▶ **Required action**
Which lines of the data below contain "email"? Please show them all.

[Records drawn from a dataset]
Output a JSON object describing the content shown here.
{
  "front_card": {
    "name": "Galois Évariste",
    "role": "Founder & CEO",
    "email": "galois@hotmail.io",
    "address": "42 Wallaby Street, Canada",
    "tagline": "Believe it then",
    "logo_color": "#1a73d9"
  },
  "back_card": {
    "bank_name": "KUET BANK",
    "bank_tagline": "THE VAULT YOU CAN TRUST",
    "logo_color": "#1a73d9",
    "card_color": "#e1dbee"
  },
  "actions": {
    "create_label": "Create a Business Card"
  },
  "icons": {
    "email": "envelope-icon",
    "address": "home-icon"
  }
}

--

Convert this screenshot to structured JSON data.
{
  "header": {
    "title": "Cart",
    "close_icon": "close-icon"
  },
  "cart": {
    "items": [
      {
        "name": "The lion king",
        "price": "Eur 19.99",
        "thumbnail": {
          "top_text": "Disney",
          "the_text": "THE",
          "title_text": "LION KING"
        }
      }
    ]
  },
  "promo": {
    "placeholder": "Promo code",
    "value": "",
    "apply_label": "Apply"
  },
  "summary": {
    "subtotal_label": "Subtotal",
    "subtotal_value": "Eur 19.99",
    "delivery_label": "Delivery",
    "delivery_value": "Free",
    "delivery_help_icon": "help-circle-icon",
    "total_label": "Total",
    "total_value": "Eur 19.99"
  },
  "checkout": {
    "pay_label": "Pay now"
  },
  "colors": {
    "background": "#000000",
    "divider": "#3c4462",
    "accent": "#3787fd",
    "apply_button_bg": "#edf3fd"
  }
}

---

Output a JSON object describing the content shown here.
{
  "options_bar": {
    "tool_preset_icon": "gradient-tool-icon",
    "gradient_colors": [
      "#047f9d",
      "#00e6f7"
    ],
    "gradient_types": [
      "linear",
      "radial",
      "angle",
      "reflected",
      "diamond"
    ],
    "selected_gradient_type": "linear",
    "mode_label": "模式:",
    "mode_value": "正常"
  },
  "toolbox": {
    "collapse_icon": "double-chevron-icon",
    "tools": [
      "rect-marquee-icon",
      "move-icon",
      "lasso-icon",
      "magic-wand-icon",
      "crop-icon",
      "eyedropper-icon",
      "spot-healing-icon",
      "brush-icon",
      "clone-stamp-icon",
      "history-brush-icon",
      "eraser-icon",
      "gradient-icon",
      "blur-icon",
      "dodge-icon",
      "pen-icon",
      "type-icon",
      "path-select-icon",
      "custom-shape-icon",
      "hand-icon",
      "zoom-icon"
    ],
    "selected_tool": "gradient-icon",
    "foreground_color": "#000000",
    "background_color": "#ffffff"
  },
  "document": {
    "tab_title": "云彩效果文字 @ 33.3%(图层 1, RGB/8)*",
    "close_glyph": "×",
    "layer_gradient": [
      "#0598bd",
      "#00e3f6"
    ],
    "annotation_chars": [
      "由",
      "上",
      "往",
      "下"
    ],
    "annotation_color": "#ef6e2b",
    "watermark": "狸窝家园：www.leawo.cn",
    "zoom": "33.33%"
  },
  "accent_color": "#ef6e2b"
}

▶ **Task solution**
    "email": "galois@hotmail.io",
    "email": "envelope-icon",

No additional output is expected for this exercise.